Reading: Luke 16: 19-31

Verse 29: “They have Moses and the prophets; let them listen to them”.

In our passage today Lazarus is a person in need. He is a person in need of food and medical care. These are his immediate physical needs. If we are willing to go to certain places and to engage certain folks, we can find people like Lazarus – people with basic needs. Food, shelter, clothing, medical care – people in our land of plenty lack many of these basics. The rich man lived in luxury. In ths life, he never once thought about Lazarus and his needs.

Lazarus also had emotional needs. To be ignored, to be passed by every day, creates a sense of isolation. To know others are avoiding you, averting their eyes to not even make eye contact, negatively impacts one’s self-image. It is hurtful and harmful to have one’s need for companionship, compassion, and conversation to go unmet. Lazarus was a man in need of relationship. We all need to belong.

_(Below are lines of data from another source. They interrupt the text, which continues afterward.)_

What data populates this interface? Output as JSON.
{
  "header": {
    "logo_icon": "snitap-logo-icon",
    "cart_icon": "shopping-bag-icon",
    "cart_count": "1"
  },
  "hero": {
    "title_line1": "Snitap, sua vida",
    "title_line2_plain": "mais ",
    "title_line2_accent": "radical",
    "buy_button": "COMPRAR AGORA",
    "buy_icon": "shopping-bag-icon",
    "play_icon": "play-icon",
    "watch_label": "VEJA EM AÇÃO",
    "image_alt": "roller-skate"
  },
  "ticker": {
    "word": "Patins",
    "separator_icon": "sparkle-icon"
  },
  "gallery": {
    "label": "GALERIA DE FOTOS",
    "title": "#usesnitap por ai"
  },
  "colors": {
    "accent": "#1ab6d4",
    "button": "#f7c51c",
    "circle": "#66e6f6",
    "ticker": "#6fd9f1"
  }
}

For many years I was like the rich man. I tried to avoid and ignore those struggling with poverty and homelessness. I’d move to try and walk on the other side of the street. I’d look the other way if I couldn’t avoid the person. I allowed a gap to exist between myself and those who were not like me. In terms of sharing my faith, I thought, “They have Moses and the prophets; let them listen to them”. They can read the Bible. They can come to church if they want to know about Jesus. How wrong I was.

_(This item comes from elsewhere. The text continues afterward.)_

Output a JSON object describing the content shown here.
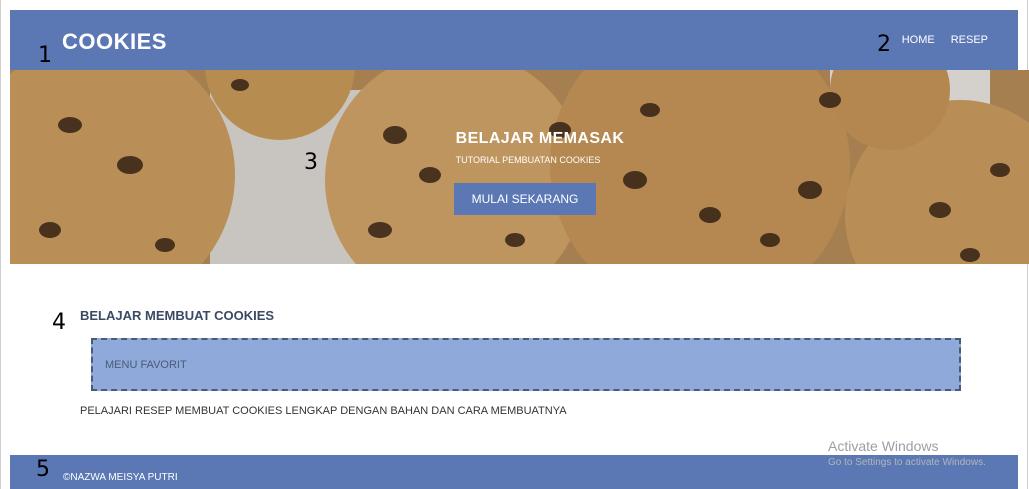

Then one day I met Dee and Joel. Soon I met Pat and Rob and Georgia and… I got to know a few who were like Lazarus – people who were like me in so many ways. They all had a story to tell. They all had moms and dads and many had children. We had so much in common. Most of all, I learned that they too were each a beloved child of God. We became friends. It was from this place that not only physical and emotional needs could be addressed, but spiritual needs as well. Once we were friends, Moses and the prophets and Jesus could become part of the conversation.

Those living without Jesus don’t have to end up like the rich man. They can, but they don’t have to. May we each be willing to step across those barriers, real and imagined, to engage our fellow children of God, sharing our hope and Jesus’ love with them.

Prayer: God, thank you for continuing to work on me. Thank you for opening my eyes and my heart to those is need. Continue to lead and guide me to be Jesus’ hands and feet, to speak your word, to meet needs as I can, to be a light shining in the world. Amen.